4 Steps to an Exercise Plan for Busy People

Wednesday, August 8, 2018 4:21 PM

I know I need regular exercise. I just don’t have time.

That’s the refrain I’ve heard hundreds of times in my workshops, from clients, and from participants I interviewed when researching the principles that would become the Easing In Fitness approach.

It’s the #1 complaint voiced by those stuck in the start-and-stop cycle of fitness frustration.

There isn’t even a close second.

Over the last decade I’ve evolved a 4-step process for making an exercise plan that works, no matter how busy or over-committed or over-scheduled our lives become—no matter what.

And that’s really good news. It means you don’t need a new life, just a new way to think about and plan fitness activities.

Which is a whole lot easier, by the way…

Here are your four steps:

1) PREFERENCE

We are MUCH more likely to do things we like to do. I know that sounds overly simple, but it is a powerful truth.

One of the key obstacles I encounter with clients who are struggling to get started and to stick with a fitness plan is their insistence upon using willpower and self-discipline to do fitness activities they don’t enjoy.

They choose activities based upon what they think they should be doing, based upon what someone told them they should be doing, or based upon some definition of exercise that includes the belief that it should be unpleasant to be effective, such as “no pain, no gain.”

That old saw.

Throw all that out. Start with what you actually like to do. Brainstorm a whole list of activities you know you like, you think you might like, or are at the very least neutral about.

Exercise is just moving more to improve your health. There are hundreds, if not thousands, of ways to do this.

Get creative. Think broadly. Think about what sounds fun. Make your list.

2) INTENT

Intent is the response to this question: what do we want to bring about through exercise?

Intent is different from a goal, which has an external measurement, a beginning, and a clear ending. Intent is more our general direction, inclination, or focus.

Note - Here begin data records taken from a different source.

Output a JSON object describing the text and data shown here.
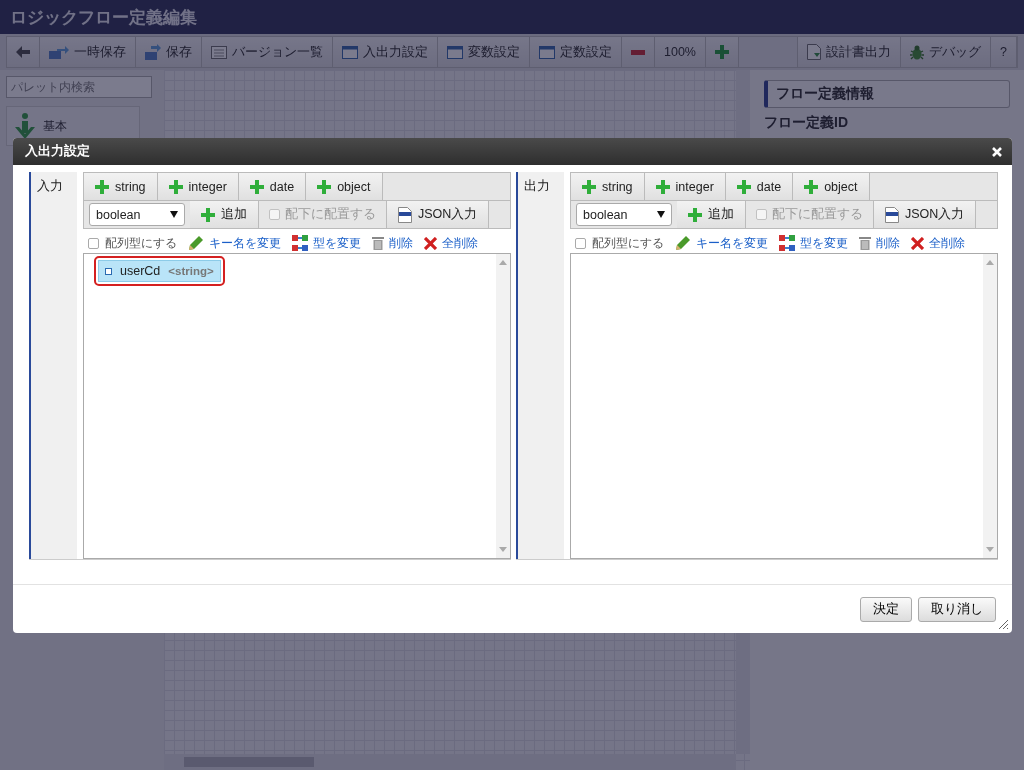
{
  "window": {
    "title": "ロジックフロー定義編集"
  },
  "toolbar": [
    {
      "kind": "back"
    },
    {
      "kind": "temp-save",
      "label": "一時保存"
    },
    {
      "kind": "save",
      "label": "保存"
    },
    {
      "kind": "list",
      "label": "バージョン一覧"
    },
    {
      "kind": "window",
      "label": "入出力設定"
    },
    {
      "kind": "window",
      "label": "変数設定"
    },
    {
      "kind": "window",
      "label": "定数設定"
    },
    {
      "kind": "zoom-out"
    },
    {
      "kind": "text",
      "label": "100%"
    },
    {
      "kind": "zoom-in"
    },
    {
      "kind": "doc",
      "label": "設計書出力",
      "group_start": true
    },
    {
      "kind": "bug",
      "label": "デバッグ"
    },
    {
      "kind": "text",
      "label": "?"
    }
  ],
  "palette": {
    "search": {
      "placeholder": "パレット内検索"
    },
    "items": [
      {
        "label": "基本"
      }
    ]
  },
  "info_panel": {
    "heading": "フロー定義情報",
    "field_label": "フロー定義ID"
  },
  "dialog": {
    "title": "入出力設定",
    "panels": [
      {
        "label": "入力",
        "add_types": [
          "string",
          "integer",
          "date",
          "object"
        ],
        "type_select": "boolean",
        "add_button": "追加",
        "nest_checkbox": {
          "label": "配下に配置する",
          "checked": false,
          "disabled": true
        },
        "json_button": "JSON入力",
        "array_checkbox": {
          "label": "配列型にする",
          "checked": false
        },
        "actions": [
          {
            "kind": "rename",
            "label": "キー名を変更"
          },
          {
            "kind": "retype",
            "label": "型を変更"
          },
          {
            "kind": "delete",
            "label": "削除"
          },
          {
            "kind": "delete-all",
            "label": "全削除"
          }
        ],
        "items": [
          {
            "name": "userCd",
            "type": "<string>",
            "selected": true,
            "highlighted": true
          }
        ]
      },
      {
        "label": "出力",
        "add_types": [
          "string",
          "integer",
          "date",
          "object"
        ],
        "type_select": "boolean",
        "add_button": "追加",
        "nest_checkbox": {
          "label": "配下に配置する",
          "checked": false,
          "disabled": true
        },
        "json_button": "JSON入力",
        "array_checkbox": {
          "label": "配列型にする",
          "checked": false
        },
        "actions": [
          {
            "kind": "rename",
            "label": "キー名を変更"
          },
          {
            "kind": "retype",
            "label": "型を変更"
          },
          {
            "kind": "delete",
            "label": "削除"
          },
          {
            "kind": "delete-all",
            "label": "全削除"
          }
        ]
      }
    ],
    "buttons": [
      "決定",
      "取り消し"
    ]
  }
}
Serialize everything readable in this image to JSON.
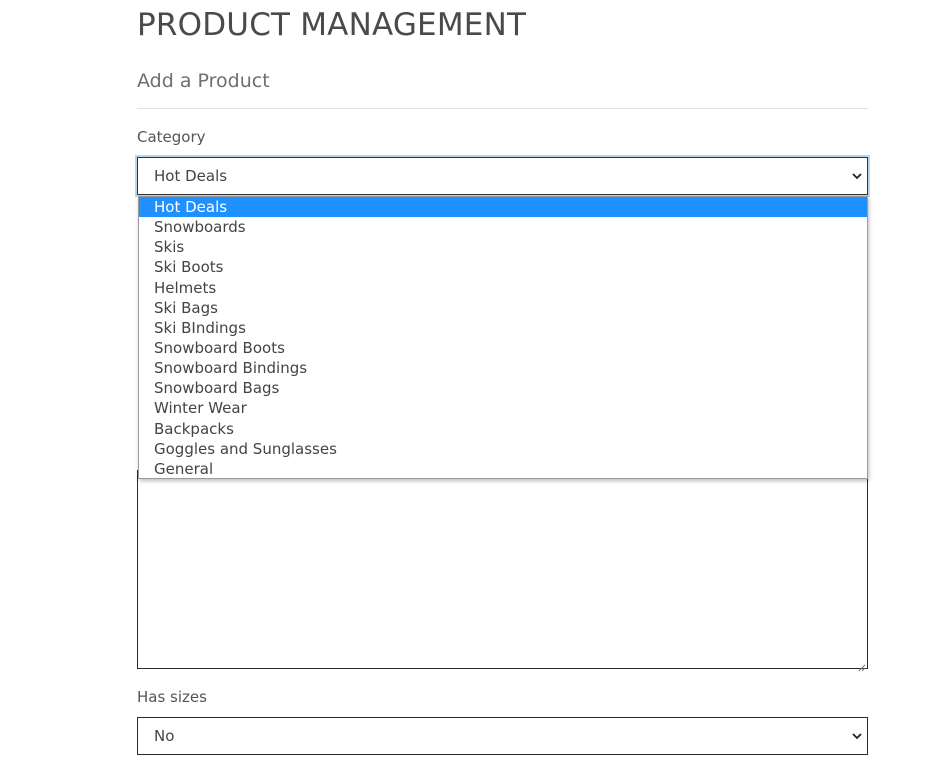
{
  "page": {
    "title": "PRODUCT MANAGEMENT",
    "subtitle": "Add a Product"
  },
  "category": {
    "label": "Category",
    "selected": "Hot Deals",
    "options": [
      "Hot Deals",
      "Snowboards",
      "Skis",
      "Ski Boots",
      "Helmets",
      "Ski Bags",
      "Ski BIndings",
      "Snowboard Boots",
      "Snowboard Bindings",
      "Snowboard Bags",
      "Winter Wear",
      "Backpacks",
      "Goggles and Sunglasses",
      "General"
    ],
    "highlighted_index": 0
  },
  "has_sizes": {
    "label": "Has sizes",
    "selected": "No"
  },
  "icons": {
    "select_arrow": "chevron-down-icon",
    "textarea_grip": "resize-grip-icon"
  },
  "colors": {
    "highlight": "#1e90ff",
    "focus_ring": "#b9d4ef"
  }
}
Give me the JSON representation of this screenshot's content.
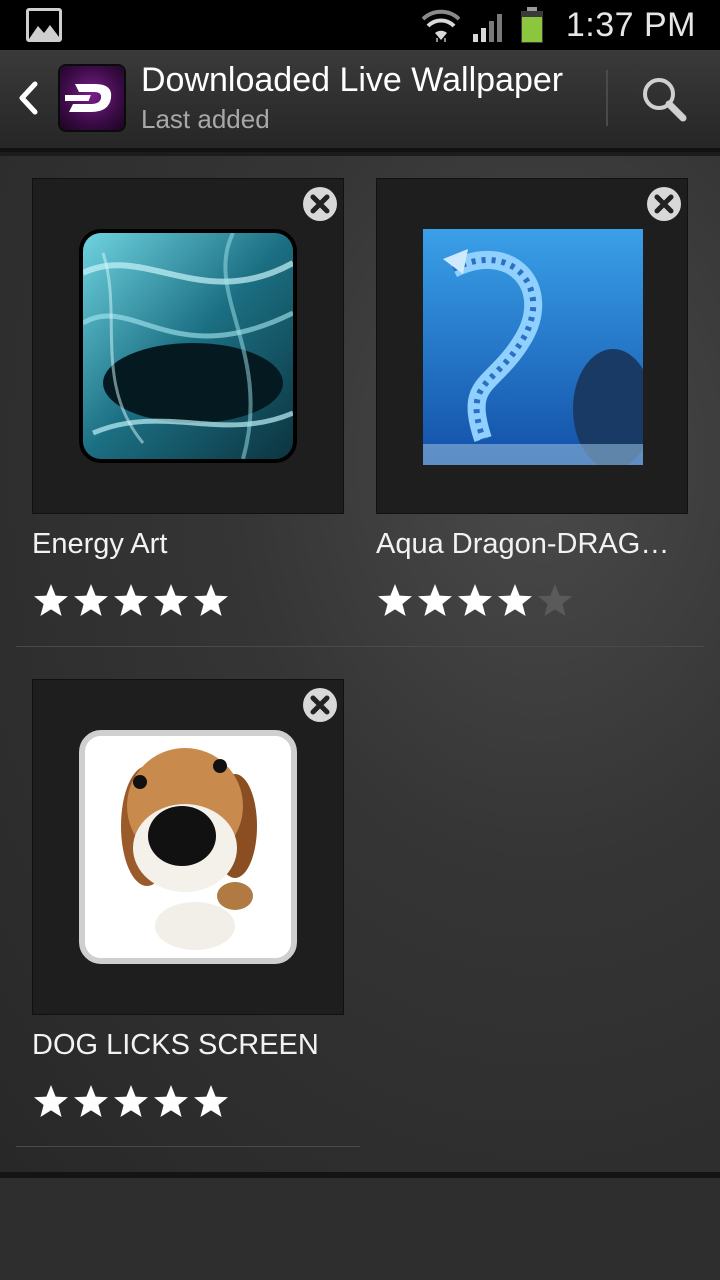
{
  "status_bar": {
    "time": "1:37 PM",
    "icons": [
      "gallery-notification-icon",
      "wifi-icon",
      "signal-icon",
      "battery-icon"
    ]
  },
  "action_bar": {
    "title": "Downloaded Live Wallpaper",
    "subtitle": "Last added",
    "icons": [
      "back-icon",
      "zedge-app-icon",
      "search-icon"
    ]
  },
  "items": [
    {
      "name": "Energy Art",
      "rating": 5,
      "max_rating": 5,
      "thumbnail": "energy-art-thumbnail"
    },
    {
      "name": "Aqua Dragon-DRAG…",
      "rating": 4,
      "max_rating": 5,
      "thumbnail": "aqua-dragon-thumbnail"
    },
    {
      "name": "DOG LICKS SCREEN",
      "rating": 5,
      "max_rating": 5,
      "thumbnail": "dog-licks-screen-thumbnail"
    }
  ],
  "colors": {
    "star_filled": "#ffffff",
    "star_empty": "#5a5a5a",
    "battery": "#8cc63f",
    "app_icon": "#5c1670"
  }
}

The reason clarifying intent is important is that it gives us guidance for what activities to include and exclude when we put together our plan.

Here are some examples of intent my clients often identify: General Health, Heart Health, Strength, Weight Regulation, Body Sculpting, Energy and Vitality, Flexibility and Coordination.

Pick an intent from this group, or make up something else. Then go through your list of possible activities and find which support your intent, or can be adapted to support your intent.

Don’t think too hard about it. Just circle all the activities that can support your intent.

We’ll call this your Current Activity Plan.

3) CONSTRAINT

Constraints are the bottlenecks, inefficiencies, obstructions, snags, and weakest links in any system.

It turns out that improving the output of a system is not a matter of improving the whole system. It’s about identifying and remedying the constraints.

Exercise planning is nothing more than a system for organizing our fitness actions. And when our plans go off the rails, it’s not because the whole system is broken, but usually because of just a couple constraints.

These exercise constraints are these real-world situational obstacles that get in our way of our daily plan. Identifying these constraints and finding remedies for each becomes a major key to unlocking exercise consistency.

List all of your real-world obstacles that can derail your plan. Come up with particular solutions to each obstacle so that when the obstacle inevitably appears you are not caught off guard and can adapt your plan.

In this way the unexpected can become expected, and even planned for.

4) SCHEDULE

In our complicated and busy lives, “when I can get to it” quickly becomes “never got to it.”

Our timing and scheduling has to work within our real life, exactly as it is. Anything else is just wishful and magical thinking.

Look for the slots in each day where you can fit in any of the activities from your Current Activity Plan. Be specific to the day, time, and activity. You only have to solve for one activity from a list of possibilities, one day at a time.

That’s all—a single activity, a single day at a time. That’s your plan.

THE SIMPLEST PLAN

But if you want more general guidance, I’ll share with you the simplest, but most effective exercise plan I know:

Aim to exercise every day, but at least never miss two days in a row.

If we end up missing a day for whatever reason, we move exercise to the top of the priority list the following day and rearrange whatever is needed in our lives to make sure we get it in.

That way, we never miss two days in a row. Not missing two in a row keeps us from going down into one of those troughs of stagnation.

For whatever reason, if we miss two days in a row the tendency is to miss a third, then a fourth, and so on. I don't know why this happens, but it is so common that it seems to be universal.

If we follow this “never miss two” guideline, then we will exercise more than 180 days a year—a frequency that opens for us all the amazing, life-changing gifts of fitness and health.

THE MOST POWERFUL PRINCIPLE

One final thought: I suggest using what I find to be the most powerful of the eight Easing In Fitness Principles…

Do what you can from where you are with what you've got. 

If you’ve got an hour, use it. And if your entire day has gone off script and you can only find a few minutes for exercise, use those few minutes.

It all counts and it all helps. Get SOMETHING in today, then get back on your plan tomorrow.

Thanks so much for reading. Please leave me a comment if you have thoughts to share.

Together, let’s end the fight to get fit!
Delmar

P.S. If you found this helpful and want more detail, check out my new book Exercise Planning for Busy People.